The cancer establishment was recently rocked to its core when Professor Michael Baum, an eminent and well-respected breast surgeon and researcher, claimed that screening for breast cancer should be scrapped because it caused hundreds of healthy women to undergo risky, mutilating and unnecessary treatments even when they may never develop the disease. His comments, made at a meeting of the Royal Society of Medicine, cut even more deeply because Baum was one of the physicians who helped set up the UK’s £50-million-a-year breast-screening service (Frith M, Scrap Breast Cancer Screening, Evening Standard, 10 December 2002, p 1).
Baum has stated publicly that the most dramatic consequence of the rise in the numbers of routine mammographies has been a huge increase in the incidence of small, well-contained, relatively benign breast cancers known as ductal carcinoma in situ (DCIS) (BMJ Rapid Responses at bmj.com/cgi/eletters/325/ 7361/418#24945, 24 August 2002).

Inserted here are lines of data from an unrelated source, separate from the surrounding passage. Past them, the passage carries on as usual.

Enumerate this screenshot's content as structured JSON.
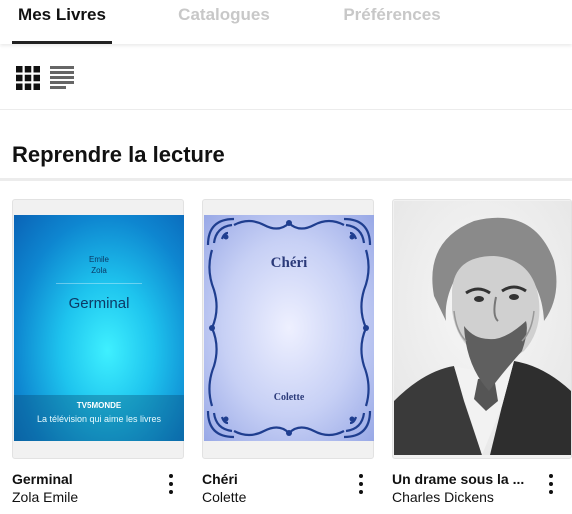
{
  "tabs": [
    {
      "label": "Mes Livres",
      "active": true
    },
    {
      "label": "Catalogues",
      "active": false
    },
    {
      "label": "Préférences",
      "active": false
    }
  ],
  "view_toggles": {
    "grid_icon": "grid-view-icon",
    "list_icon": "list-view-icon",
    "selected": "grid"
  },
  "section": {
    "title": "Reprendre la lecture"
  },
  "books": [
    {
      "title": "Germinal",
      "author": "Zola Emile",
      "cover": {
        "author_line1": "Emile",
        "author_line2": "Zola",
        "title": "Germinal",
        "brand": "TV5MONDE",
        "tagline": "La télévision qui aime les livres"
      }
    },
    {
      "title": "Chéri",
      "author": "Colette",
      "cover": {
        "title": "Chéri",
        "author": "Colette"
      }
    },
    {
      "title": "Un drame sous la ...",
      "author": "Charles Dickens",
      "cover": {
        "image": "portrait-engraving"
      }
    }
  ],
  "colors": {
    "active_tab": "#111111",
    "inactive_tab": "#c8c8c8",
    "germinal_cover": "#1ec4ee",
    "cheri_cover": "#c7d0f5",
    "cheri_ornament": "#1f3e8f"
  }
}
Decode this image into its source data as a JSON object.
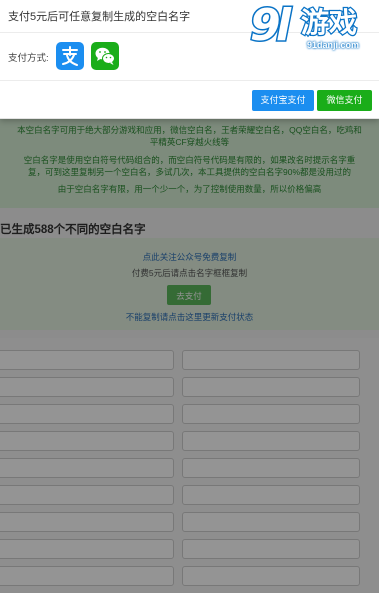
{
  "dialog": {
    "title": "支付5元后可任意复制生成的空白名字",
    "method_label": "支付方式:",
    "alipay_button": "支付宝支付",
    "wechat_button": "微信支付"
  },
  "info": {
    "lines": [
      "本空白名字可用于绝大部分游戏和应用，微信空白名，王者荣耀空白名，QQ空白名，吃鸡和",
      "平精英CF穿越火线等",
      "空白名字是使用空白符号代码组合的，而空白符号代码是有限的，如果改名时提示名字重",
      "复，可到这里复制另一个空白名，多试几次，本工具提供的空白名字90%都是没用过的",
      "由于空白名字有限，用一个少一个，为了控制使用数量，所以价格偏高"
    ]
  },
  "count_title": "已生成588个不同的空白名字",
  "pay": {
    "follow_link": "点此关注公众号免费复制",
    "pay_hint": "付费5元后请点击名字框框复制",
    "go_pay": "去支付",
    "refresh_link": "不能复制请点击这里更新支付状态"
  },
  "watermark": {
    "logo_text": "游戏",
    "site": "91danji.com"
  }
}
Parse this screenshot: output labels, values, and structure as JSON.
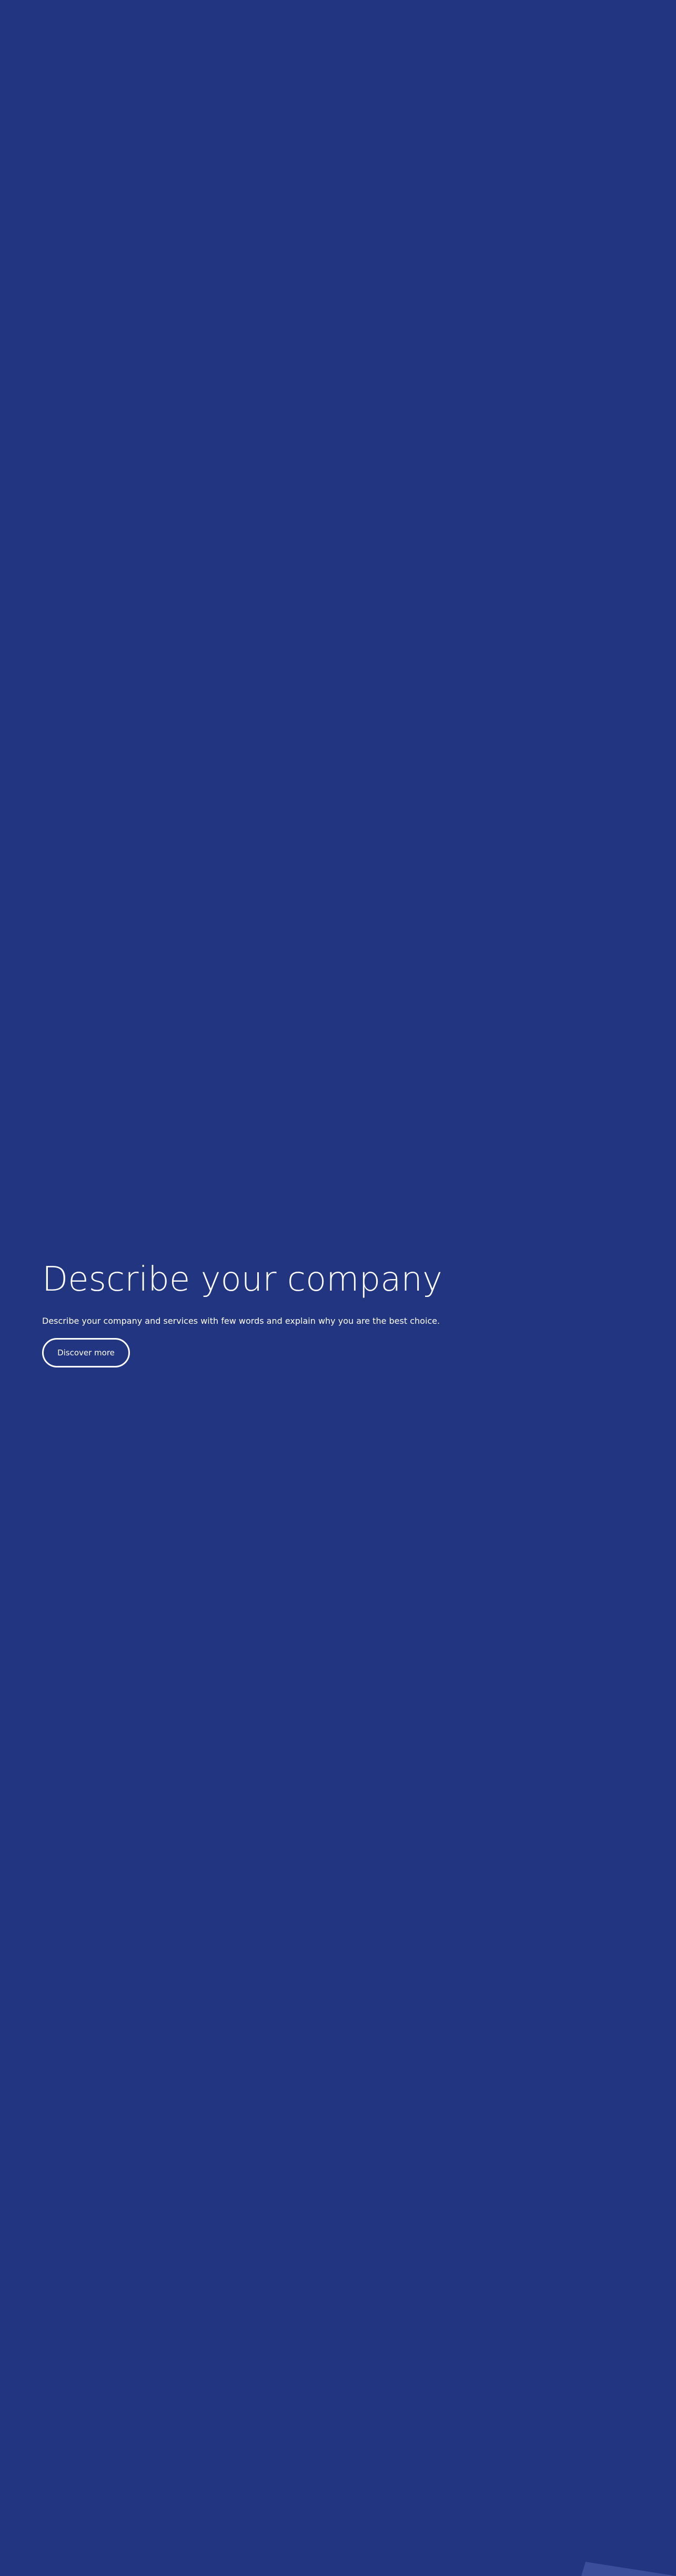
{
  "hero": {
    "title": "Describe your company",
    "description": "Describe your company and services with few words and explain why you are the best choice.",
    "button_label": "Discover more"
  },
  "colors": {
    "background": "#223581",
    "text": "#ffffff",
    "accent_shape": "#3a4e9b"
  }
}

Early in 2002, the American Cancer Society predicted that nearly 48,000 new cases of DCIS would be diagnosed in the US that year – an increase of around 900 per cent – compared with the rate in 1983, when only 4900 cases were diagnosed.
Some would consider this a rise of epidemic proportions while others argue that it’s just mammography picking up anomalies that were there all along but, in the majority of women, never developed into full-blown cancer. Indeed, based on autopsies, it is estimated that at least half of the cases of DCIS would not progress to an invasive cancer if left undetected (Br J Cancer, 1987; 56: 814-9).
There is even, within medical circles, hot debate over whether DCIS is even a cancer at all. These tiny cancers, which are entirely confined within the milk duct tissue, are often described in a diagnosis as a ‘precancer’ – even though the condition is malignant (and has the potential to become a full-blown invasive cancer). Because doctors don’t know which cases of DCIS will become invasive and which will not, all are treated in the same manner – usually with surgery backed up by hormone therapy and irradiation.
The survival rate for DCIS is something in the region of 98 per cent. But the question is whether it is the early and aggressive treatment or the nature of the disease that is responsible for the numbers of women who go on to live normal healthy lives after DCIS. Given the studies showing that mammography makes no difference to outcome (Ann Intern Med, 2002; 137: 305-12; 344-6; 361-2; 363-4), many now believe it is the latter.